> **WHAT IS EXPECTED**: For each line in the data that includes "Assets", make a copy.
>>
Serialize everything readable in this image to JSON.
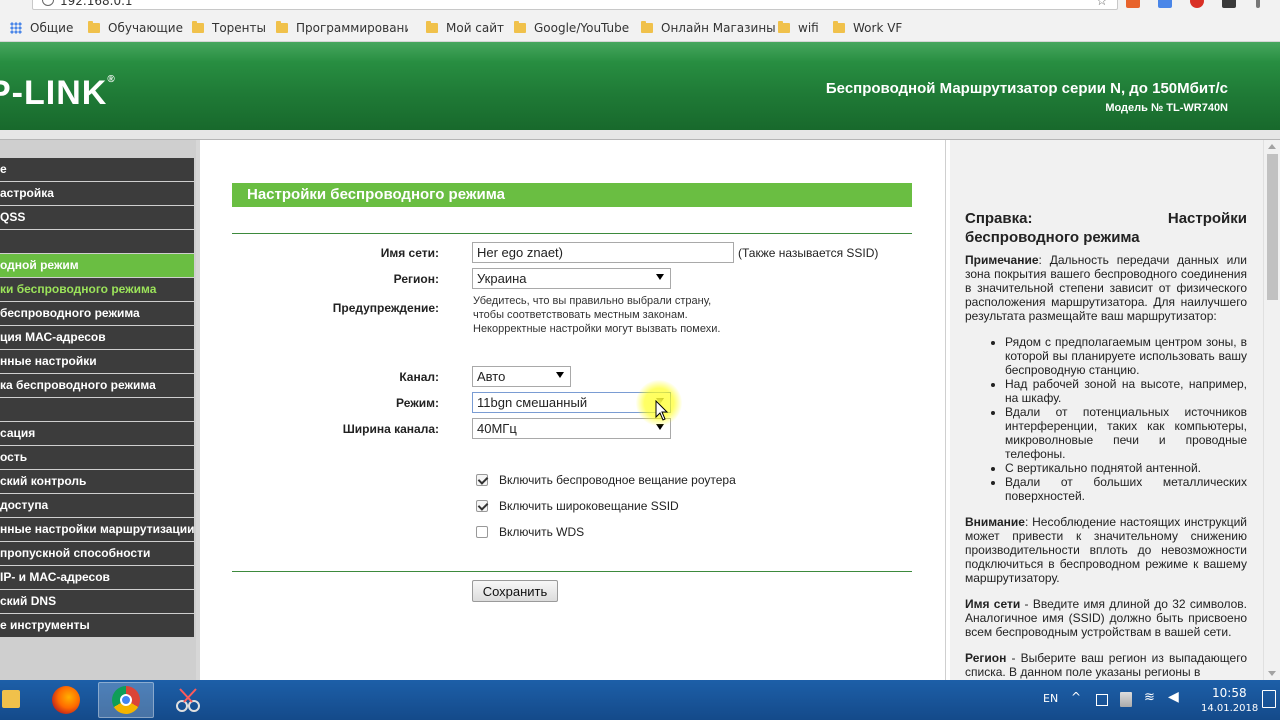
{
  "browser": {
    "address": "192.168.0.1",
    "bookmarks": [
      "Общие",
      "Обучающие",
      "Торенты",
      "Программирование",
      "Мой сайт",
      "Google/YouTube",
      "Онлайн Магазины",
      "wifi",
      "Work VF"
    ]
  },
  "header": {
    "logo": "P-LINK",
    "product_line": "Беспроводной Маршрутизатор серии N, до 150Мбит/с",
    "model": "Модель № TL-WR740N"
  },
  "sidebar": {
    "items": [
      {
        "label": "е",
        "state": "normal"
      },
      {
        "label": "астройка",
        "state": "normal"
      },
      {
        "label": "QSS",
        "state": "normal"
      },
      {
        "label": "",
        "state": "normal"
      },
      {
        "label": "одной режим",
        "state": "active"
      },
      {
        "label": "ки беспроводного режима",
        "state": "sub-active"
      },
      {
        "label": "беспроводного режима",
        "state": "normal"
      },
      {
        "label": "ция МАС-адресов",
        "state": "normal"
      },
      {
        "label": "нные настройки",
        "state": "normal"
      },
      {
        "label": "ка беспроводного режима",
        "state": "normal"
      },
      {
        "label": "",
        "state": "normal"
      },
      {
        "label": "сация",
        "state": "normal"
      },
      {
        "label": "ость",
        "state": "normal"
      },
      {
        "label": "ский контроль",
        "state": "normal"
      },
      {
        "label": "доступа",
        "state": "normal"
      },
      {
        "label": "нные настройки маршрутизации",
        "state": "normal"
      },
      {
        "label": "пропускной способности",
        "state": "normal"
      },
      {
        "label": "IP- и МАС-адресов",
        "state": "normal"
      },
      {
        "label": "ский DNS",
        "state": "normal"
      },
      {
        "label": "е инструменты",
        "state": "normal"
      }
    ]
  },
  "main": {
    "title": "Настройки беспроводного режима",
    "ssid_label": "Имя сети:",
    "ssid_value": "Her ego znaet)",
    "ssid_hint": "(Также называется SSID)",
    "region_label": "Регион:",
    "region_value": "Украина",
    "warning_label": "Предупреждение:",
    "warning_lines": [
      "Убедитесь, что вы правильно выбрали страну,",
      "чтобы соответствовать местным законам.",
      "Некорректные настройки могут вызвать помехи."
    ],
    "channel_label": "Канал:",
    "channel_value": "Авто",
    "mode_label": "Режим:",
    "mode_value": "11bgn смешанный",
    "width_label": "Ширина канала:",
    "width_value": "40МГц",
    "checkboxes": [
      {
        "label": "Включить беспроводное вещание роутера",
        "checked": true
      },
      {
        "label": "Включить широковещание SSID",
        "checked": true
      },
      {
        "label": "Включить WDS",
        "checked": false
      }
    ],
    "save_label": "Сохранить"
  },
  "help": {
    "title_left": "Справка:",
    "title_right": "Настройки",
    "title_second": "беспроводного режима",
    "note_label": "Примечание",
    "note_text": ": Дальность передачи данных или зона покрытия вашего беспроводного соединения в значительной степени зависит от физического расположения маршрутизатора. Для наилучшего результата размещайте ваш маршрутизатор:",
    "bullets": [
      "Рядом с предполагаемым центром зоны, в которой вы планируете использовать вашу беспроводную станцию.",
      "Над рабочей зоной на высоте, например, на шкафу.",
      "Вдали от потенциальных источников интерференции, таких как компьютеры, микроволновые печи и проводные телефоны.",
      "С вертикально поднятой антенной.",
      "Вдали от больших металлических поверхностей."
    ],
    "warning_label": "Внимание",
    "warning_text": ": Несоблюдение настоящих инструкций может привести к значительному снижению производительности вплоть до невозможности подключиться в беспроводном режиме к вашему маршрутизатору.",
    "ssid_label": "Имя сети",
    "ssid_text": " - Введите имя длиной до 32 символов. Аналогичное имя (SSID) должно быть присвоено всем беспроводным устройствам в вашей сети.",
    "region_label": "Регион",
    "region_text": " - Выберите ваш регион из выпадающего списка. В данном поле указаны регионы в"
  },
  "taskbar": {
    "lang": "EN",
    "time": "10:58",
    "date": "14.01.2018"
  },
  "colors": {
    "header_green": "#1f7a36",
    "accent_green": "#6abe42",
    "menu_dark": "#3c3c3c",
    "taskbar_blue": "#1d5fa8"
  }
}
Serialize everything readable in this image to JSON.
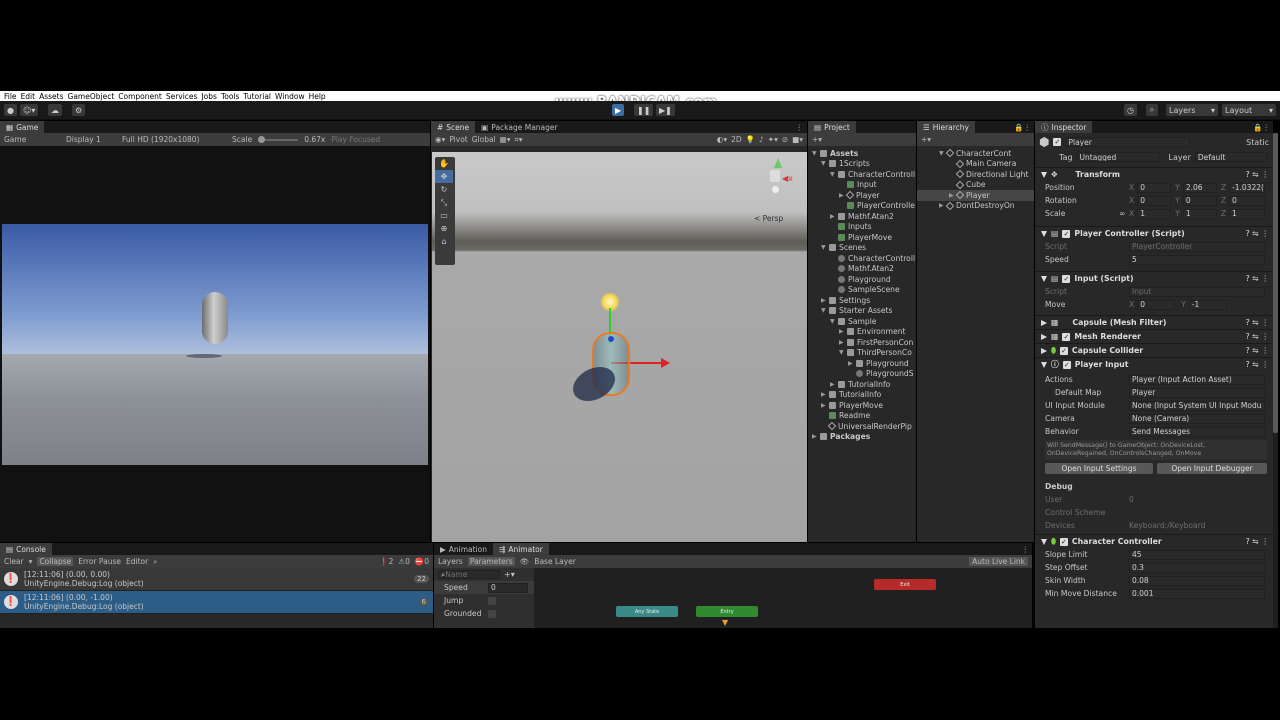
{
  "menu": [
    "File",
    "Edit",
    "Assets",
    "GameObject",
    "Component",
    "Services",
    "Jobs",
    "Tools",
    "Tutorial",
    "Window",
    "Help"
  ],
  "watermark": "www.BANDICAM.com",
  "toolbar": {
    "layers": "Layers",
    "layout": "Layout"
  },
  "game": {
    "tab": "Game",
    "mode": "Game",
    "display": "Display 1",
    "resolution": "Full HD (1920x1080)",
    "scale_label": "Scale",
    "scale_value": "0.67x",
    "play_focused": "Play Focused"
  },
  "scene": {
    "tabs": [
      "Scene",
      "Package Manager"
    ],
    "pivot": "Pivot",
    "global": "Global",
    "mode_2d": "2D",
    "persp": "< Persp"
  },
  "project": {
    "tab": "Project",
    "items": [
      {
        "label": "Assets",
        "depth": 0,
        "icon": "folder",
        "arrow": "▼",
        "bold": true
      },
      {
        "label": "1Scripts",
        "depth": 1,
        "icon": "folder",
        "arrow": "▼"
      },
      {
        "label": "CharacterControll",
        "depth": 2,
        "icon": "folder",
        "arrow": "▼"
      },
      {
        "label": "Input",
        "depth": 3,
        "icon": "cs",
        "arrow": ""
      },
      {
        "label": "Player",
        "depth": 3,
        "icon": "go",
        "arrow": "▶"
      },
      {
        "label": "PlayerControlle",
        "depth": 3,
        "icon": "cs",
        "arrow": ""
      },
      {
        "label": "Mathf.Atan2",
        "depth": 2,
        "icon": "folder",
        "arrow": "▶"
      },
      {
        "label": "Inputs",
        "depth": 2,
        "icon": "cs",
        "arrow": ""
      },
      {
        "label": "PlayerMove",
        "depth": 2,
        "icon": "cs",
        "arrow": ""
      },
      {
        "label": "Scenes",
        "depth": 1,
        "icon": "folder",
        "arrow": "▼"
      },
      {
        "label": "CharacterControll",
        "depth": 2,
        "icon": "scene",
        "arrow": ""
      },
      {
        "label": "Mathf.Atan2",
        "depth": 2,
        "icon": "scene",
        "arrow": ""
      },
      {
        "label": "Playground",
        "depth": 2,
        "icon": "scene",
        "arrow": ""
      },
      {
        "label": "SampleScene",
        "depth": 2,
        "icon": "scene",
        "arrow": ""
      },
      {
        "label": "Settings",
        "depth": 1,
        "icon": "folder",
        "arrow": "▶"
      },
      {
        "label": "Starter Assets",
        "depth": 1,
        "icon": "folder",
        "arrow": "▼"
      },
      {
        "label": "Sample",
        "depth": 2,
        "icon": "folder",
        "arrow": "▼"
      },
      {
        "label": "Environment",
        "depth": 3,
        "icon": "folder",
        "arrow": "▶"
      },
      {
        "label": "FirstPersonCon",
        "depth": 3,
        "icon": "folder",
        "arrow": "▶"
      },
      {
        "label": "ThirdPersonCo",
        "depth": 3,
        "icon": "folder",
        "arrow": "▼"
      },
      {
        "label": "Playground",
        "depth": 4,
        "icon": "folder",
        "arrow": "▶"
      },
      {
        "label": "PlaygroundS",
        "depth": 4,
        "icon": "scene",
        "arrow": ""
      },
      {
        "label": "TutorialInfo",
        "depth": 2,
        "icon": "folder",
        "arrow": "▶"
      },
      {
        "label": "TutorialInfo",
        "depth": 1,
        "icon": "folder",
        "arrow": "▶"
      },
      {
        "label": "PlayerMove",
        "depth": 1,
        "icon": "folder",
        "arrow": "▶"
      },
      {
        "label": "Readme",
        "depth": 1,
        "icon": "cs",
        "arrow": ""
      },
      {
        "label": "UniversalRenderPip",
        "depth": 1,
        "icon": "go",
        "arrow": ""
      },
      {
        "label": "Packages",
        "depth": 0,
        "icon": "folder",
        "arrow": "▶",
        "bold": true
      }
    ]
  },
  "hierarchy": {
    "tab": "Hierarchy",
    "items": [
      {
        "label": "CharacterCont",
        "depth": 0,
        "arrow": "▼",
        "selected": false
      },
      {
        "label": "Main Camera",
        "depth": 1,
        "arrow": "",
        "selected": false
      },
      {
        "label": "Directional Light",
        "depth": 1,
        "arrow": "",
        "selected": false
      },
      {
        "label": "Cube",
        "depth": 1,
        "arrow": "",
        "selected": false
      },
      {
        "label": "Player",
        "depth": 1,
        "arrow": "▶",
        "selected": true
      },
      {
        "label": "DontDestroyOn",
        "depth": 0,
        "arrow": "▶",
        "selected": false
      }
    ]
  },
  "inspector": {
    "tab": "Inspector",
    "object_name": "Player",
    "static": "Static",
    "tag_label": "Tag",
    "tag_value": "Untagged",
    "layer_label": "Layer",
    "layer_value": "Default",
    "transform": {
      "title": "Transform",
      "position": {
        "label": "Position",
        "x": "0",
        "y": "2.06",
        "z": "-1.0322("
      },
      "rotation": {
        "label": "Rotation",
        "x": "0",
        "y": "0",
        "z": "0"
      },
      "scale": {
        "label": "Scale",
        "x": "1",
        "y": "1",
        "z": "1"
      }
    },
    "player_controller": {
      "title": "Player Controller (Script)",
      "script_label": "Script",
      "script_value": "PlayerController",
      "speed_label": "Speed",
      "speed_value": "5"
    },
    "input_script": {
      "title": "Input (Script)",
      "script_label": "Script",
      "script_value": "Input",
      "move_label": "Move",
      "move_x": "0",
      "move_y": "-1"
    },
    "capsule_mesh_filter": "Capsule (Mesh Filter)",
    "mesh_renderer": "Mesh Renderer",
    "capsule_collider": "Capsule Collider",
    "player_input": {
      "title": "Player Input",
      "actions_label": "Actions",
      "actions_value": "Player (Input Action Asset)",
      "default_map_label": "Default Map",
      "default_map_value": "Player",
      "ui_module_label": "UI Input Module",
      "ui_module_value": "None (Input System UI Input Modu",
      "camera_label": "Camera",
      "camera_value": "None (Camera)",
      "behavior_label": "Behavior",
      "behavior_value": "Send Messages",
      "help_line1": "Will SendMessage() to GameObject: OnDeviceLost,",
      "help_line2": "OnDeviceRegained, OnControlsChanged, OnMove",
      "open_settings": "Open Input Settings",
      "open_debugger": "Open Input Debugger",
      "debug_label": "Debug",
      "user_label": "User",
      "user_value": "0",
      "scheme_label": "Control Scheme",
      "devices_label": "Devices",
      "devices_value": "Keyboard:/Keyboard"
    },
    "character_controller": {
      "title": "Character Controller",
      "slope_label": "Slope Limit",
      "slope_value": "45",
      "step_label": "Step Offset",
      "step_value": "0.3",
      "skin_label": "Skin Width",
      "skin_value": "0.08",
      "minmove_label": "Min Move Distance",
      "minmove_value": "0.001"
    }
  },
  "console": {
    "tab": "Console",
    "clear": "Clear",
    "collapse": "Collapse",
    "error_pause": "Error Pause",
    "editor": "Editor",
    "warn_count": "2",
    "err_count1": "0",
    "err_count2": "0",
    "entries": [
      {
        "line1": "[12:11:06] (0.00, 0.00)",
        "line2": "UnityEngine.Debug:Log (object)",
        "count": "22",
        "selected": false
      },
      {
        "line1": "[12:11:06] (0.00, -1.00)",
        "line2": "UnityEngine.Debug:Log (object)",
        "count": "6",
        "selected": true
      }
    ]
  },
  "animator": {
    "tabs": [
      "Animation",
      "Animator"
    ],
    "layers": "Layers",
    "parameters": "Parameters",
    "base_layer": "Base Layer",
    "auto_live": "Auto Live Link",
    "search_placeholder": "Name",
    "speed_label": "Speed",
    "speed_value": "0",
    "jump_label": "Jump",
    "grounded_label": "Grounded",
    "exit_node": "Exit",
    "any_state_node": "Any State",
    "entry_node": "Entry"
  }
}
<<
> **RESPONSE TO THE TASK**:
    "Assets",
        "label": "Assets",
        "label": "Starter Assets",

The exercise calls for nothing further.